Stress contours present the full distribution over the surface of a component, however in cases with only small changes in distribution these are often not clearly visualised. Therefore quasi-volume-averaged stress levels for each case, in the web region around the central impingement hole, are shown in Table 2.

Table 2.

Numerical details of applied adjustments and their effects on stress levels.

Details of adjustments and resulting stress levels
LE HTC-+20%−20%-----+20%
Web HTC---+20%−20%---−20%
In-hole HTC-----+20%-20%--
Cooled coolant-------−100 K-
Mean σ/UTS0.34400.32970.36160.35000.33710.34650.34110.34930.3225
Change in mean σ/UTS-−4.2%+5.1%+3.2%−2.0%+0.7%−0.8%+1.5%−6.3%

The table shows an initial average value for the Max Principal Stress/UTS at local temperature to be approximately 0.344. The trends observed in the stress contours are found in the averaged data with the LE having the most impact on the stress levels, followed by the web HTC with the in-hole levels having a minimal effect. It is also confirmed that the combination of increased LE and reduced web HTC adjustments produces the lowest stress levels, a 6% improvement over the initial simulation. The cold coolant simulation shows a modest rise in stress levels.

Summary and conclusions

Thermal FEA simulations have been run in order to determine the effect of the HTC levels within different regions of a leading edge impingement system on the metal temperature and stress distribution.
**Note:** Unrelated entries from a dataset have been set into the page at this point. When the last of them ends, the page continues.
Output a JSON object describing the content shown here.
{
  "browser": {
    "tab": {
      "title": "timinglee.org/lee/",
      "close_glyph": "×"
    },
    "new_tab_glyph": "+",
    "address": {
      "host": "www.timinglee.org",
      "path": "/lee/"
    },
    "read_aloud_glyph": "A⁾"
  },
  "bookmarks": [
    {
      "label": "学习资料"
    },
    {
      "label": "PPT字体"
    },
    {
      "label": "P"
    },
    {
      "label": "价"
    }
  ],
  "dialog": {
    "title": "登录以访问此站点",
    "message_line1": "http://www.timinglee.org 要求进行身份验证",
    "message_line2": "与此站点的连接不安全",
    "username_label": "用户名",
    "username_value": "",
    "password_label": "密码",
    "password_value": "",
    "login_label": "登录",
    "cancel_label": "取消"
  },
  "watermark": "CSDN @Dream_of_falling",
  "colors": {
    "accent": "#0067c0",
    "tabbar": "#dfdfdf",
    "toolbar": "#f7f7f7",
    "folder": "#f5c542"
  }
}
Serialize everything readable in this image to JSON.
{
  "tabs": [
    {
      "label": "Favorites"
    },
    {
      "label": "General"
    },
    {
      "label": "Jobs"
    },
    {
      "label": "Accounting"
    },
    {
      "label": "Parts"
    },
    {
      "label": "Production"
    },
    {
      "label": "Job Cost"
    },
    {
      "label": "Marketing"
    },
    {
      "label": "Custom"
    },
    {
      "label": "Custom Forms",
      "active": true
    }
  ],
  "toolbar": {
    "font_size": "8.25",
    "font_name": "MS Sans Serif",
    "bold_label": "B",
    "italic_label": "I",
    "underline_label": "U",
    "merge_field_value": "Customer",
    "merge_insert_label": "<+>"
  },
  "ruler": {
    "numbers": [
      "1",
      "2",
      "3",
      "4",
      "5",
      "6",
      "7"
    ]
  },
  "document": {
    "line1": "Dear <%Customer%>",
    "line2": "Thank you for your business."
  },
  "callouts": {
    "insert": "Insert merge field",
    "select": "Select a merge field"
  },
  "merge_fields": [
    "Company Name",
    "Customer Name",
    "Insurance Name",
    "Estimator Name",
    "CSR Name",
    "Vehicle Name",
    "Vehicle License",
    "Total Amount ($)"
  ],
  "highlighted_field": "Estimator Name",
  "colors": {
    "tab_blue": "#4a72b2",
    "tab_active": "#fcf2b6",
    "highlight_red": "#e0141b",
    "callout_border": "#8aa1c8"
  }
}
HTC levels were adjusted on the web, leading edge and inside the impingement holes, and the following conclusions were drawn.

The internal leading edge HTC was found to have the largest effect with the web HTC also having a significant effect, while the in-hole HTC was far less important due to the small area over which it acts.

The stress levels found in the web and around the impingement holes were found to decrease with an increase in the internal LE HTC, and a reduction in the web HTC.

Simulations run with a cooled coolant feed showed that, despite the significantly reduced metal temperature, the stress levels increased a little with the other parameters unchanged.

A significant reduction in average stress levels of 6% could be achieved in this case with a combined 20% increase in LE HTC and reduction in web HTC.

This work has therefore been successful in showing the relative importance of different HTC levels in terms of stress reduction in a leading edge impingement system, and how significant stress reductions can be obtained with achievable adjustments in HTC levels in different regions of the geometry.



leading edge


high pressure


computational fluid dynamics


heat transfer coefficient


finite element analysis


ultimate tensile strength


Reynolds number


Nusselt number

DH (mm)

hydraulic diameter